Publisher’s Synopsis: In 1950, a young doctor named Norton Perina embarks on an expedition to a remote Micronesian island in search of a rumored lost tribe. There he encounters a strange group of forest dwellers who appear to have attained a form of immortality that preserves the body but not the mind. Perina uncovers their secret and returns with it to America, where he soon finds great success. But his discovery has come at a terrible cost, not only for the islanders, but for Perina himself.
Disquieting yet thrilling, The People in the Trees is an anthropological adventure story with a profound and tragic vision of what happens when cultures collide. It marks the debut of a remarkable new voice in American fiction.
I’m going to be completely up-front here: this isn’t a book for everyone. It is in turns eerie, disturbing, introspective, and cynical. I wouldn’t call it a pleasant read. That being said, I’m very glad that I read it.
It’s fairly well-established here that I love an unreliable narrator, and The People in the Trees has two: Dr. Perina’s story is recounted through his memoirs, which he has written while imprisoned for sexual abuse and sent to his good friend Ronald Kubodera, who sings his praises and maintains his innocence. Furthermore, Kubodera uses the introduction as an opportunity to admit that he will edit and remove passages from Pernia’s memoirs. I felt like a kid on Christmas morning.
I first heard about The People in the Trees in passing through the Books on the Nightstand podcast, and I think that I had a wrong impression of it. It had seemed to me as though this would be a scary novel. While it was certainly disquieting, even creepy at times, I wouldn’t call it scary. There was an element of psychological thrill; the reader spends most of the book waiting for the other shoe to drop. Yanagihara does a commendable job of building an intangible suspense – not only are you now sure exactly what you’re waiting for, you’re not sure that you want to find out either.
Since we see everyone and everything in this novel through the Norton/Kubodera filter, the characters all seem to be constructed as merely supports for Norton’s story. In another context, that would bother me, but it works well here. Norton is not a sympathetic character, but as a reader, I found myself more or less agreeing with his impressions of the other characters. The way that Yanagihara persuades the reader to see entirely through this man’s eyes is what makes this novel at once so brilliant and so disturbing.
Without revealing too much, this is a story rife with moral relativism. It unflinchingly examines colonialism, biomedical ethics, society’s obsession with youth, charity, and the entire discipline of academia. It also happens to contain one of the best descriptions of the scientific process that I’ve ever seen.
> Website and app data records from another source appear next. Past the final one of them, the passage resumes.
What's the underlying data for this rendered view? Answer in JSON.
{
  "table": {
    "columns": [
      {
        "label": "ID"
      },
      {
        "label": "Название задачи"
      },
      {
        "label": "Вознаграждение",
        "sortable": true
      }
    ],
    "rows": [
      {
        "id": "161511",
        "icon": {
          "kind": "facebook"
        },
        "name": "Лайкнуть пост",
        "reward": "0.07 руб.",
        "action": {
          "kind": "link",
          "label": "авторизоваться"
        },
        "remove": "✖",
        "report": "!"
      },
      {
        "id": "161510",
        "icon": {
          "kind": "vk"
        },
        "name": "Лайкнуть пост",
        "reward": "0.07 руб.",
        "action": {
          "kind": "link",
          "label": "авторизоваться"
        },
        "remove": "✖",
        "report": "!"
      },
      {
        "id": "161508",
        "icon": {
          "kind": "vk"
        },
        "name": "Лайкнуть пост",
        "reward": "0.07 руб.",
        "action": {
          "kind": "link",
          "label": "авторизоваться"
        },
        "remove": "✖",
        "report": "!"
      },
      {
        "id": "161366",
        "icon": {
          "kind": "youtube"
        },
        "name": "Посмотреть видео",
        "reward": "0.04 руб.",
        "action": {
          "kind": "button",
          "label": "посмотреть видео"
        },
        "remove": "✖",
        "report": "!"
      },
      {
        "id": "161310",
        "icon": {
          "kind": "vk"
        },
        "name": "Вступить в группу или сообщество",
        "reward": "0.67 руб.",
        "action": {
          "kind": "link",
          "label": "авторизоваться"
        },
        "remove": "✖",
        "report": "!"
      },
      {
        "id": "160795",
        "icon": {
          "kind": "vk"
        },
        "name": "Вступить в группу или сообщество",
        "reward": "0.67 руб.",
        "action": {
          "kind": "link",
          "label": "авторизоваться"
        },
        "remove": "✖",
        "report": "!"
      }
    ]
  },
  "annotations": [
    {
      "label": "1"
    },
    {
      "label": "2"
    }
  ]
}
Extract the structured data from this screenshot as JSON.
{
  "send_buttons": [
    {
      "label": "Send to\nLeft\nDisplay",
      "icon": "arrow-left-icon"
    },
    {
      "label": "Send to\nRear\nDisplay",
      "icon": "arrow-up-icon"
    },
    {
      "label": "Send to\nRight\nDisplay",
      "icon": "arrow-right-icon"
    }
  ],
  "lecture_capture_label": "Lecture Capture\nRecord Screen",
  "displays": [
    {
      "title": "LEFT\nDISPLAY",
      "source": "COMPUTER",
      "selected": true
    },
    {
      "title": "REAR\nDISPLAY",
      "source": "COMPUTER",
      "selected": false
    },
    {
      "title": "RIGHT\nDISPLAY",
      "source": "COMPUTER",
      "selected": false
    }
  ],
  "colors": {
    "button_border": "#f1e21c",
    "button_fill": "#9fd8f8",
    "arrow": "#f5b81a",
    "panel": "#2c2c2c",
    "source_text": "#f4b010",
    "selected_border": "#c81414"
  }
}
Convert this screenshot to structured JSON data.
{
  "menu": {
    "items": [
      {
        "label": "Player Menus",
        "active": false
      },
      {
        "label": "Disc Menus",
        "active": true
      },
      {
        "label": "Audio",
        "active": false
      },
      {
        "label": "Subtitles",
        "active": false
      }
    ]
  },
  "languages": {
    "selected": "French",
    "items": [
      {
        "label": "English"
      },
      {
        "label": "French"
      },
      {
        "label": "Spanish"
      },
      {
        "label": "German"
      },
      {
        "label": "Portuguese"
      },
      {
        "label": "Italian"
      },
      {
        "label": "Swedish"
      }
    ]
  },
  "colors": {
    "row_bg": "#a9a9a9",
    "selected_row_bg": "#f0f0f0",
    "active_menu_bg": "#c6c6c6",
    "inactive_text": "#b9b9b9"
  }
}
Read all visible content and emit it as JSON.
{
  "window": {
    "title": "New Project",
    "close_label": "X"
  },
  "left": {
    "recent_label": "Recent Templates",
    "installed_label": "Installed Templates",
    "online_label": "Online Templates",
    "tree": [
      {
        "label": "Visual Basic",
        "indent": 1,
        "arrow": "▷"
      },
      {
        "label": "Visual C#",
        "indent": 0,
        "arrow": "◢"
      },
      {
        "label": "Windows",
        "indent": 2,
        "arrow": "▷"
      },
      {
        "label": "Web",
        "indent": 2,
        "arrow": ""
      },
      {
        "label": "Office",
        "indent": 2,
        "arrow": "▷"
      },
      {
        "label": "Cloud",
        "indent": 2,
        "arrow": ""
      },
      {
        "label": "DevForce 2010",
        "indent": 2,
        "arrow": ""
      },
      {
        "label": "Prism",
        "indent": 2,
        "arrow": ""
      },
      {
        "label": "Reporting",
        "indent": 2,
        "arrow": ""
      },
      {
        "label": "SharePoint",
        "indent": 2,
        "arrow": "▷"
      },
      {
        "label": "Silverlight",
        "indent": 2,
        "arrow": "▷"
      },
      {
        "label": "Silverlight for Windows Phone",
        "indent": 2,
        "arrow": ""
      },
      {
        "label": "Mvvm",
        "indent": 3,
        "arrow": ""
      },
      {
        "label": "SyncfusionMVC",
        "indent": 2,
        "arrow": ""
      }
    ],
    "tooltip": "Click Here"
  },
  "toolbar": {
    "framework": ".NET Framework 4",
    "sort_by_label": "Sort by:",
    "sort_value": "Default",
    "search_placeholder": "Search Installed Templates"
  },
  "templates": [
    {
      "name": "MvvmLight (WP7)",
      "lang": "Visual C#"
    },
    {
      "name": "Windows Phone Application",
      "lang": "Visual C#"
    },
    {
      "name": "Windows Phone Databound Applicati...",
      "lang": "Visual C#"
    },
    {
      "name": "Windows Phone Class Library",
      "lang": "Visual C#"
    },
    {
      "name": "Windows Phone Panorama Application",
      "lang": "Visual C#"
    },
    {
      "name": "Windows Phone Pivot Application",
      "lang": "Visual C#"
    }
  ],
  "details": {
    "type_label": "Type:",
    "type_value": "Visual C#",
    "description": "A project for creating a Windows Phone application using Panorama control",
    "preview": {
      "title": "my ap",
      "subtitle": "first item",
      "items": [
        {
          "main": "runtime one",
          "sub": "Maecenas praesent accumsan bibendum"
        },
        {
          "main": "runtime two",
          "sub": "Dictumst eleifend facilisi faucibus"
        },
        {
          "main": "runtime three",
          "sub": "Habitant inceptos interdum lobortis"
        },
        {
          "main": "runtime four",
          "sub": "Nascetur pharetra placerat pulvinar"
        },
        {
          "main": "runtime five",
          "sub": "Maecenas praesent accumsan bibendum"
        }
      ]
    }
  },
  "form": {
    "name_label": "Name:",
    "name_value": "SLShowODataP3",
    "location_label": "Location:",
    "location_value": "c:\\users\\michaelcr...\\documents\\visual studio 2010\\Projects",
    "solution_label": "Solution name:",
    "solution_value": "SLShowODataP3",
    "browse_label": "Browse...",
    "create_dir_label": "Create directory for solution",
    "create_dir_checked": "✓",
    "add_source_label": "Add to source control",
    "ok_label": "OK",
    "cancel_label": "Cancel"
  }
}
It is also based on the true story of Nobel Prize Recipient and convicted child molester Daniel Carleton Gajdusek. It’s neither a light nor an easy read, but it’s thought-provoking in the extreme. I highly recommend it.